[What to work on] Determine how many lines of the material below include "value", and reply with that number alone.
[Available records — start]
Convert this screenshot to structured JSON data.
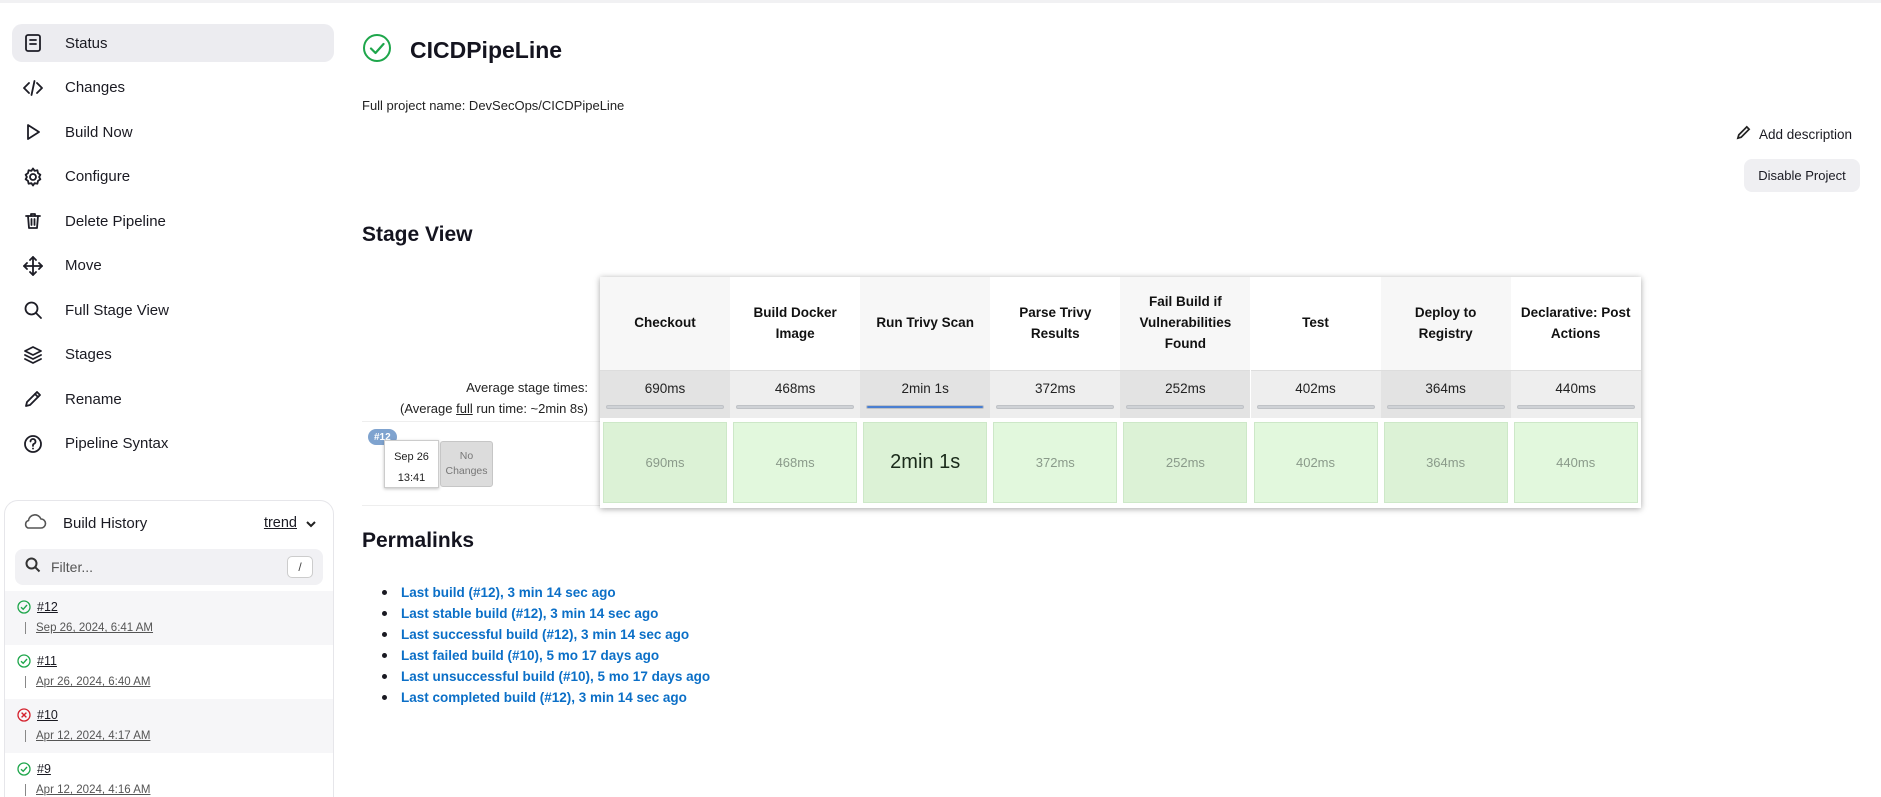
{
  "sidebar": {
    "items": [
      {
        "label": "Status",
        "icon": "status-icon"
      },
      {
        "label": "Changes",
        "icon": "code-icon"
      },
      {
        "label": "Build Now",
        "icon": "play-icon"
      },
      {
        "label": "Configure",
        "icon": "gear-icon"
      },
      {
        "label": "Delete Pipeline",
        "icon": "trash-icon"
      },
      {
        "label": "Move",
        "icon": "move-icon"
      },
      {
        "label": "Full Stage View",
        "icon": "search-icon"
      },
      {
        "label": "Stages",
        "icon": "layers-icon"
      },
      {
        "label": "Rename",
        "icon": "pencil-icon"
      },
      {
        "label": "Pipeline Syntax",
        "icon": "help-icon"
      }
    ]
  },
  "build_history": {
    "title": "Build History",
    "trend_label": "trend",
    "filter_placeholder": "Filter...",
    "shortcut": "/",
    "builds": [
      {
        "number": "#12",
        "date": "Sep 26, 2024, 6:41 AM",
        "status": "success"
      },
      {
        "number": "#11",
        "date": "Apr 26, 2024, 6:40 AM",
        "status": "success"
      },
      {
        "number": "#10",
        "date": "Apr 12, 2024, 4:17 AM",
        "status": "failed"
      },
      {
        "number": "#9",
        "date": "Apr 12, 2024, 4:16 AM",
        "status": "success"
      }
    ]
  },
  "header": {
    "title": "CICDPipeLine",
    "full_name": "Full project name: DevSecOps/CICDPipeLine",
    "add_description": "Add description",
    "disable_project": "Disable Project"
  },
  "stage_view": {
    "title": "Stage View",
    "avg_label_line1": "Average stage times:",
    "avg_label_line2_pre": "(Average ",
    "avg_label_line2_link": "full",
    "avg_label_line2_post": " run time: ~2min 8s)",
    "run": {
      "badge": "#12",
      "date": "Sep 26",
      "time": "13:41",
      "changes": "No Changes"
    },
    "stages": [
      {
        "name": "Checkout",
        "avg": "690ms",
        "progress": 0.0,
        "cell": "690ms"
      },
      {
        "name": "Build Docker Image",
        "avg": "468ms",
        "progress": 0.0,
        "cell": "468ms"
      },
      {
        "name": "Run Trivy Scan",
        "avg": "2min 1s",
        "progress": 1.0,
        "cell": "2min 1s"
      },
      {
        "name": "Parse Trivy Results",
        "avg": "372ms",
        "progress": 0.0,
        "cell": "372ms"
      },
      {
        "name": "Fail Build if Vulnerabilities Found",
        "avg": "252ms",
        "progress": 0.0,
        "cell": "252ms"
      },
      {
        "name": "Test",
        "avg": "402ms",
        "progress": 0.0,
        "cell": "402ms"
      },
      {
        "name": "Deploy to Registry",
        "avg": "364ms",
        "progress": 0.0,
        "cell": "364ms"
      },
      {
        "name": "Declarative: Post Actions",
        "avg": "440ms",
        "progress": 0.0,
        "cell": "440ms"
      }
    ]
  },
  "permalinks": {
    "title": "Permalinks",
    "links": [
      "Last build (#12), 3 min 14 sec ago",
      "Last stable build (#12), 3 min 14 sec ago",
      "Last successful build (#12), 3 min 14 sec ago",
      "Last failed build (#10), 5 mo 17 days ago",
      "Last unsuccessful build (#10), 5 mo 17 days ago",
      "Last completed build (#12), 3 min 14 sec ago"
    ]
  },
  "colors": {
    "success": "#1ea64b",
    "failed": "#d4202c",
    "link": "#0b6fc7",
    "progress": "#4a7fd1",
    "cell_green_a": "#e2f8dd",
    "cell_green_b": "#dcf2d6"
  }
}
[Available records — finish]
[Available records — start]
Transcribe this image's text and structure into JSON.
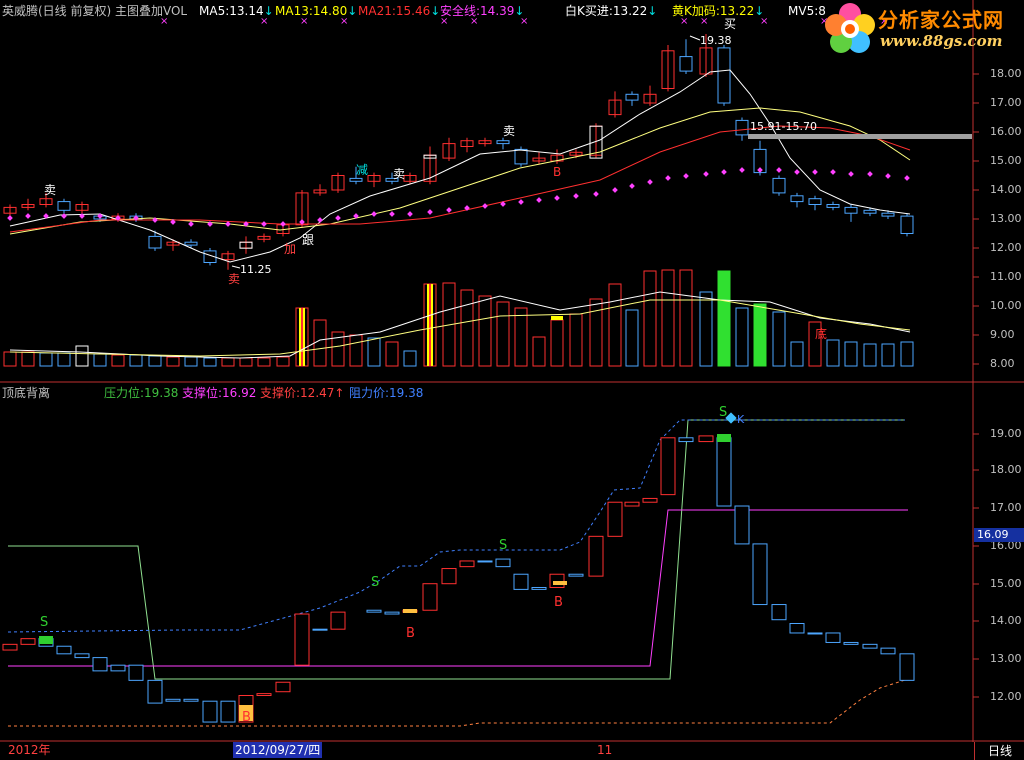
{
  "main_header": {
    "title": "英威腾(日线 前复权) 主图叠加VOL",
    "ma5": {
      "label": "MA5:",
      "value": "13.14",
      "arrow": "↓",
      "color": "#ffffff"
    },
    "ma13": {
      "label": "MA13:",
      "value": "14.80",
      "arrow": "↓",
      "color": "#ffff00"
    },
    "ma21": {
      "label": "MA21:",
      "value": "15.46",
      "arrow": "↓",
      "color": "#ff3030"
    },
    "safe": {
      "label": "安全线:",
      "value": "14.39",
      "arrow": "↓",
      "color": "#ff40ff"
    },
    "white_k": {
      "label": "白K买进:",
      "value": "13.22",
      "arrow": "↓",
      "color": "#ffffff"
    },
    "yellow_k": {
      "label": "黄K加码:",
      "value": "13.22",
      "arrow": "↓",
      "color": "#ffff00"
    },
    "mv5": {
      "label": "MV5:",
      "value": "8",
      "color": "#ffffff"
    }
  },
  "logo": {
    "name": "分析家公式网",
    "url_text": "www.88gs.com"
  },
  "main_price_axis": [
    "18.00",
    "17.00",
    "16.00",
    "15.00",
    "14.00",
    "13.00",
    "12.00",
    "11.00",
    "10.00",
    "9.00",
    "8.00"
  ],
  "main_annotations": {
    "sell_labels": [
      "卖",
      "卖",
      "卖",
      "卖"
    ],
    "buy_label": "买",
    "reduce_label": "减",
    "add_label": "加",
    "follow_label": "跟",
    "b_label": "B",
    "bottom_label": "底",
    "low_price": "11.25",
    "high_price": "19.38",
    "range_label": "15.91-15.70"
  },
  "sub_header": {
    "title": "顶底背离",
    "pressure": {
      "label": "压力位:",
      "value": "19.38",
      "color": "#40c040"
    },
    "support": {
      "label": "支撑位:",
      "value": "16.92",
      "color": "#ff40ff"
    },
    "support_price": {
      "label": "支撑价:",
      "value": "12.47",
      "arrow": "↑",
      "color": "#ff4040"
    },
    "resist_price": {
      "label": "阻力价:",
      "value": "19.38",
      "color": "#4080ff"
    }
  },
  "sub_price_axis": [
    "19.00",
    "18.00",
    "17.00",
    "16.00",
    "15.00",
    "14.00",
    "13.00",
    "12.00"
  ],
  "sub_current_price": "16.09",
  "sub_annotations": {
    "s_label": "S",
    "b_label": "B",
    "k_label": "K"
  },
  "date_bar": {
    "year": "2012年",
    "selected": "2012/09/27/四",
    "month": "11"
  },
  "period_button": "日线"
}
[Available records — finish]
[Written solution] 11